In the sleep quality model, our proposed method automatically selected a subset of 18 signal-based features and reached an accuracy of 0.75. As our sleep quality model has a sensitivity of 0.75, it can correctly identify the five sleep quality categories (very good, good, okay, fairly bad, and bad) with a probability of 75%. Decreasing skin temperature plays the most significant role in the created model. This finding is in congruence with the fact that nocturnal temperature dysregulation as an age-related sleep disturbance can contribute to sleep fragmentation.

The feeling refreshed model distinguished feeling refreshed and tiredness sleep records with an accuracy of 0.73 using 12 extracted features from physiological signals. The proposed method can detect records of tiredness in caregivers with a high specificity of 0.94. In this model, sleep efficiency is the most important feature that describes the ratio of the amount of time asleep to the amount of time in bed. The significance of sleep efficiency is another sign of poor sleep quality in CPWD, who suffer from less total sleep time and longer transition time from wakefulness to sleep.

This work is extendable in various directions. In addition to examining our current cross-sectional study on a larger cohort of CPWD, we intend to design a longitudinal study to assess the sleep quality of CPWD over time and the role it specifically plays in caregiving. We will enhance the performance of our current sleep assessment by embedding personal behaviors in the form of a personalized sleep evaluation system. Also, we plan to examine the sleep quality of other communities susceptible to poor sleep quality.

In other research studies, we have been using the E4 device for measuring stress through sleep as well as gameplay to better understand how the galvanic skin response sensor changes with performance. We plan on continuing to use the E4 in other studies as we try to learn more about the role of physiology in our everyday lives.

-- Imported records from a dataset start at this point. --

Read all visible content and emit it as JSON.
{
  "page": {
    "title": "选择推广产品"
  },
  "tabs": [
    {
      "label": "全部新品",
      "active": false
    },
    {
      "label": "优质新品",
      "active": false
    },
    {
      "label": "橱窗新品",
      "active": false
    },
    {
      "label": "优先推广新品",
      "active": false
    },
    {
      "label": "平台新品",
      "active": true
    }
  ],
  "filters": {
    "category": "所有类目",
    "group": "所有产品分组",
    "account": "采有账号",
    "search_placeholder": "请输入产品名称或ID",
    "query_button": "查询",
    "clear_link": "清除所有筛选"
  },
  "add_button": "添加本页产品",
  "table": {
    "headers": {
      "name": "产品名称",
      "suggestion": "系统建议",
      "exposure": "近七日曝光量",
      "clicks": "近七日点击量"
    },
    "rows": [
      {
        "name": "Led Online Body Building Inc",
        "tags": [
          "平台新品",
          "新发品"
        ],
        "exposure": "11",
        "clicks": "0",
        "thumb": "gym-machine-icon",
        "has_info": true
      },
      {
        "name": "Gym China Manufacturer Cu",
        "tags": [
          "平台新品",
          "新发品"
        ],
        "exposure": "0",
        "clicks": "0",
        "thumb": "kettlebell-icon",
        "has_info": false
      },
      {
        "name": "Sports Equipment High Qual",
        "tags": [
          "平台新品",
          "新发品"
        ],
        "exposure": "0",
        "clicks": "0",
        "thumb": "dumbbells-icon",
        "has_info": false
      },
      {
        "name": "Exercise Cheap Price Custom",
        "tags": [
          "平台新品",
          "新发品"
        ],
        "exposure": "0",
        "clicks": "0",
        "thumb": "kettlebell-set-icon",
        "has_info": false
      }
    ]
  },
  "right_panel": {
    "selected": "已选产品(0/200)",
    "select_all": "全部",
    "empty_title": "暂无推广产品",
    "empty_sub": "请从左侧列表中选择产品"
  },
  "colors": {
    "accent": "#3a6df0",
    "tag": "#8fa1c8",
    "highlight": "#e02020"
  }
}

You can learn more about the E4 wristband by visiting or getting in touch with the team here.

About the Authors:

Reza Sadeghi recently successfully defended his Ph.D. dissertation in Computer Science entitled “Predicting Subjective Sleep Quality using Objective Measurements in Older Adults.” During his graduate studies, he investigated applied machine learning in the fields of healthcare, web mining, and learning analytics. Throughout his Ph.D., he was a graduate research assistant of Dr. Tanvi Banerjee in the Data Science for Healthcare Lab at Wright State University. He was also a research trainee at the division of Sleep and Circadian Disorders at Brigham and Women's Hospital, Harvard Medical School. He is an active member of the Institute of Electrical and Electronics Engineers (IEEE), IEEE Engineering in Medicine and Biology Society (EMBS), and the American Thoracic Society (ATS).

Dr. Tanvi Banerjee is an Assistant Professor in the Department of Computer Science and Engineering, with a secondary appointment at the Department of Geriatrics, Boonshoft School of Medicine at Wright State University. Her research interest lies in using technology to solve healthcare challenges specifically to manage chronic conditions in domains such as sickle cell disease and dementia. Using standard easy to use mobile technology, she employs machine learning and signal processing techniques to manage patient symptoms remotely as well as sustainably. Her current research within the geriatric population includes using fitness devices for stress assessment in caregivers of patients with dementia (featured in local media sources, Alzheimer’s Association, as well as in the Research Features special issue of Women in Science, 2018), as well as in measuring pain in patients with sickle cell disease.